The islands vary in size, tremendously. Some are no more than a spit of rock while others consist of hundreds of square kilometers, complete with townships inhabited by Malay people known as the Pashu. It is an area of superb natural beauty. Limestone rocks are covered with tropical vegetation including rainforests. The coastlines are peppered with gorgeous beaches and areas of mangrove.
The Mergui Archipelago has been all but isolated from tourism and as such it has an amazing diversity of flora and fauna. The presence of whale sharks and dugongs makes it an unbelievable good area for scuba diving and snorkeling.
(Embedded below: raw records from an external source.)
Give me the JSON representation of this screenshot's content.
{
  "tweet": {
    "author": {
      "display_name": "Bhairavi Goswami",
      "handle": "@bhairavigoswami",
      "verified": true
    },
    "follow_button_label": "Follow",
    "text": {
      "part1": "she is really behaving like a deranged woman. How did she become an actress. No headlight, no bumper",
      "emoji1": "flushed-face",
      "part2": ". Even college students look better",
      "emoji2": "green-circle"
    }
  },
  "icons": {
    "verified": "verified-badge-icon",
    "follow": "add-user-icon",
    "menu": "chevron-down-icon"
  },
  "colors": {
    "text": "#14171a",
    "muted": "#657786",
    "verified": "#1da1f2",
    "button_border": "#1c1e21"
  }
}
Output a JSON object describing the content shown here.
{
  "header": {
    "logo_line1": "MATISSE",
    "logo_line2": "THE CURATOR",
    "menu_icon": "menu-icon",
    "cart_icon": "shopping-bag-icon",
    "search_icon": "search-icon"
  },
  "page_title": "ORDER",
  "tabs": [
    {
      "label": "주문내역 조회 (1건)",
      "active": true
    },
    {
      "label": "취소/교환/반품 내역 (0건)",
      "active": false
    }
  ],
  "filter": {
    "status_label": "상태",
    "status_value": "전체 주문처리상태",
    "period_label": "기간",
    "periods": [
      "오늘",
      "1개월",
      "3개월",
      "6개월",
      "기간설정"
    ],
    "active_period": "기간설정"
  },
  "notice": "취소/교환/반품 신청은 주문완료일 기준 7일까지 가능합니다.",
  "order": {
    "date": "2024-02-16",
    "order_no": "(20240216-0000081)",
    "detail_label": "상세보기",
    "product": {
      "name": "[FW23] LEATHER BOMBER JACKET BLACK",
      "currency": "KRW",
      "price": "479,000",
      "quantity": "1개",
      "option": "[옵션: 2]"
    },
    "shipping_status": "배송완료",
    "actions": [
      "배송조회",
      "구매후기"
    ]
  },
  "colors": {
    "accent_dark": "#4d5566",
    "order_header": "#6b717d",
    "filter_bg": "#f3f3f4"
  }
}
In addition to the indigenous population of Bryde’s Whales, the area is also known for the occasional visits of migrating species like Blue Whales, Killer Whales, Longman’s Beaked Whales, and Strap-Toothed Whales, as well as dolphins, finless porpoises, and even Irrawaddy Dolphins. On land, you can see monkeys, deer and wild swine.
This area opened up before the rest of the country but still has only been a tourist destination since 1997. The Myanmar government had negotiations with Thai dive operators based in Phuket to encourage diving. This is such an isolated area that much of it still has not been explored. Best dive conditions are between December and April, although whale sharks and Manta rays visit between February and April.
The best beaches in Myanmar’s Mergui Archipelago are on islands that are named Kyun Phi Lar, Nyaung Wee I, Lampi Island, and Macleod Island, though many of the unnamed ones have incredibly beautiful beaches as well. It really is a case of just getting here, hiring local people to sail you between the islands.
The beaches are simply adorable. Beautiful white sand, crystal clear turquoise waters, picture-postcard palm trees and wooden houses for the indigenous population. Think of your ideal desert island getaway and you’ll get the picture.
So for sun, sea and sand lovers, the best beaches in Myanmar are absolutely some of the best in the whole of Southeast Asia. A country that is relatively new to tourism, is working hard to develop things in a natural way. For sure over the years some of these places will get overdeveloped as more and more people realize the astonishing natural beauty here. However, for now, it is still a truly wonderful place to come for beach lovers. There has never been a better time to experience this whole country and in particular its beaches.